In a delightful tweet today, @DanielHannan reminds us of an important quote from archetypal conservative Edmund Burke:

This, in turn, reminded me of a quote from another conservative luminary, William F. Buckley:

“I would rather be governed by the first 2000 people in the Boston telephone directory than by the 2000 people on the faculty of Harvard University.”

Here that is in broader and more revealing context:

Conservatives for the little guy? What is going on here? It’s simple, really . . .

The core ideology of the political right (the actual right—not the bogeyman right that the left likes to imagine and portray) is classical liberalism. (Once simply called liberalism), classical liberalism is a bird with two wings . . .

One wing focuses on the core principles: the natural rights and freedom of the individual human person and all that that entails—skepticism of and limitations upon power; free markets and voluntary exchange; emergent order; and the sovereign individual, rather than the collective, as the fundamental unit of moral concern and analysis in society. Today’s libertarians tend to focus their attention here.

The other wing is Anglophone-style “conservatism,” of which Burke is usually considered the prototypical figure. The conservative focus is on tradition and the value of accumulated human wisdom. “Previous generations have already gone through this,” says the conservative. “Let’s look at what they’ve already figured out and build on that, rather than making sudden, radical changes.”

Classical liberal ideas are universal and have developed in locations throughout the world, but their fullest bloom and most successful instantiation occurred in Britain, and spread thence throughout the Anglosphere.
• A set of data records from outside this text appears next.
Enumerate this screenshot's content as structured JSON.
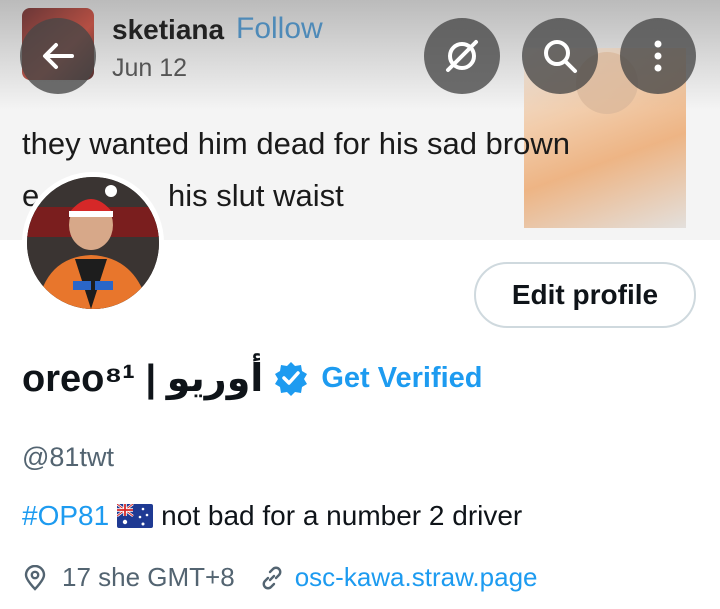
{
  "header_tweet": {
    "username": "sketiana",
    "follow_label": "Follow",
    "date": "Jun 12",
    "line1": "they wanted him dead for his sad brown",
    "line2_fragment": "e",
    "line2": "his slut waist"
  },
  "toolbar": {
    "back_icon": "arrow-left-icon",
    "grok_icon": "grok-icon",
    "search_icon": "search-icon",
    "more_icon": "more-vertical-icon"
  },
  "profile": {
    "edit_label": "Edit profile",
    "display_name": "oreo⁸¹ | أوريو",
    "get_verified": "Get Verified",
    "handle": "@81twt",
    "bio_hashtag": "#OP81",
    "bio_text": "not bad for a number 2 driver",
    "location": "17 she GMT+8",
    "website": "osc-kawa.straw.page"
  },
  "colors": {
    "accent": "#1d9bf0",
    "secondary_text": "#536471",
    "primary_text": "#0f1419"
  }
}
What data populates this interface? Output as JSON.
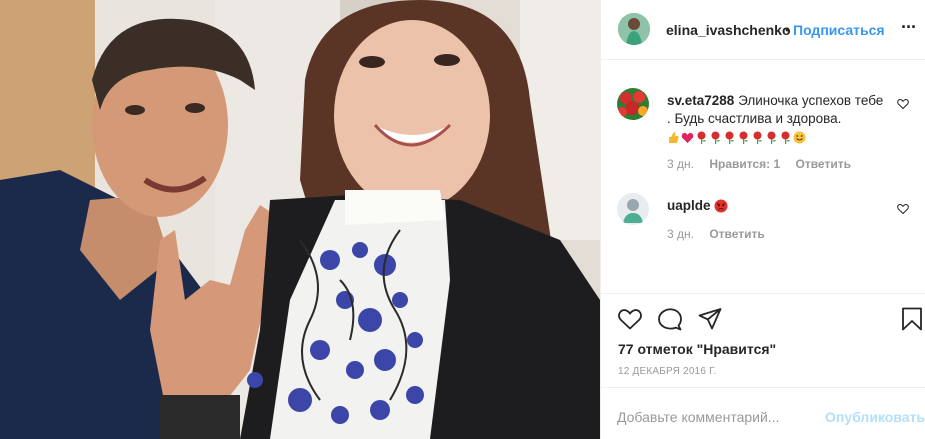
{
  "photo": {
    "alt_icon": "selfie-photo"
  },
  "header": {
    "username": "elina_ivashchenko",
    "separator": "•",
    "follow_label": "Подписаться",
    "more_label": "···"
  },
  "comments": [
    {
      "username": "sv.eta7288",
      "text": "Элиночка успехов тебе . Будь счастлива и здорова.",
      "emojis": [
        "thumbs-up",
        "red-heart",
        "rose",
        "rose",
        "rose",
        "rose",
        "rose",
        "rose",
        "rose",
        "smiling-face"
      ],
      "time": "3 дн.",
      "likes": "Нравится: 1",
      "reply": "Ответить"
    },
    {
      "username": "uaplde",
      "text": "",
      "emojis": [
        "angry-face"
      ],
      "time": "3 дн.",
      "reply": "Ответить"
    }
  ],
  "likes_text": "77 отметок \"Нравится\"",
  "date": "12 ДЕКАБРЯ 2016 Г.",
  "add_comment": {
    "placeholder": "Добавьте комментарий...",
    "publish_label": "Опубликовать"
  },
  "colors": {
    "link_blue": "#3897f0",
    "publish_disabled": "#b2dffc",
    "muted": "#999999",
    "text": "#262626"
  }
}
And it all grew in a very “conservative” way, with developments and institutions building upon each other over time. The gradually increasing application of the idea that rulers are not above the law. The development of a layered system of decentralized power. Subsidiarity and local control. Juries made of people, not potentates. The rise of parliament and the growth of the highly successful common-law system. Yes, there were also punctuated moments of revolution and rapid change, but on the whole, classical liberalism—like an ancient, slow-growing tree with deep roots—evolved organically and conservatively. Gradually, yet inexorably, humans are grasping the inescapable and universal nature of its truths.* Though many of today’s libertarians are hostile to conservatism—some even expressing dislike for conservatives in general—classic Anglophone conservatism was integral to the development of classical liberalism.

It is also almost certainly essential to its ongoing health and success . . .

A proper application of libertarian principles may simply be unworkable without the values and approaches of conservatism. If people are not going to be governed from without, or only very lightly governed in a minarchist system, then they must be self-governing. Human culture has evolved many organic social systems for fostering harmonious interactions among individuals and communities: reputation, stigma, respect, ethics, social norms, shared traditions, established patterns, and much more. Judeo-Christian religion, and the ideological principles that grew therefrom, have played a major role in establishing ethical baselines. The conservative tends to understand the value of preserving these systems.

The conservative is concerned with, and even has a reverence for, the natural, the evolved, the tested. And nothing is more natural and tested than the universal and immovable principles of classical liberalism. The conservative isn’t trying to conserve these principles just for the sake of conserving things. These principles—the precepts of that other “wing”—are the organic root of human morality. The conservative seeks to conserve them because they are essential to human flourishing.

So finally, here’s the rub . . .

The conservative understands that it does not take a university degree to understand the organic and evolved principles of classical liberalism. You don’t need to be an intellectual to understand rights. Young children understand rights. Even birds, butterflies, and other animals have rudimentary forms of property and reciprocal justice. Most importantly . . . you don’t need to be a member of a political elite to recognize the fundamental freedom of the individual human person. In fact, being a member of such an elite is often detrimental to that understanding.

All of us have an innate and natural understanding of these natural human principles. They are not the province of philosophers alone, and they are certainly not a gift bestowed upon us by government or an intellectual priesthood. That is why Burke and Buckley see, respect, and even revere the natural wisdom of the “average” person.

Leftism, by contrast, tends to be obsessed with “experts” and authority. The leftist system purports to be about “the people” even as it places power in an ever-smaller number of officials—with its ultimate evolution leading to dictators, party oligarchy, and ruling families like the Kims and the Castros. Under leftism, the people equally share in the privations, misery, and oppression of its unworkable system, while a tiny group of elites enjoy the spoils of power and privilege.

Remind me again which ideology truly values and respects “the people”?

*The French Revolution, by contrast, showed us what happens when people less grounded in liberal principles attempt to apply them quickly. Though technically inspired by the liberalism of the Enlightenment, the radical, egalitarian, through-a-glass-darkly version of the French revolutionaries proved to be a fork in the road, leading to modern leftism, and ultimately, its most totalitarian manifestations.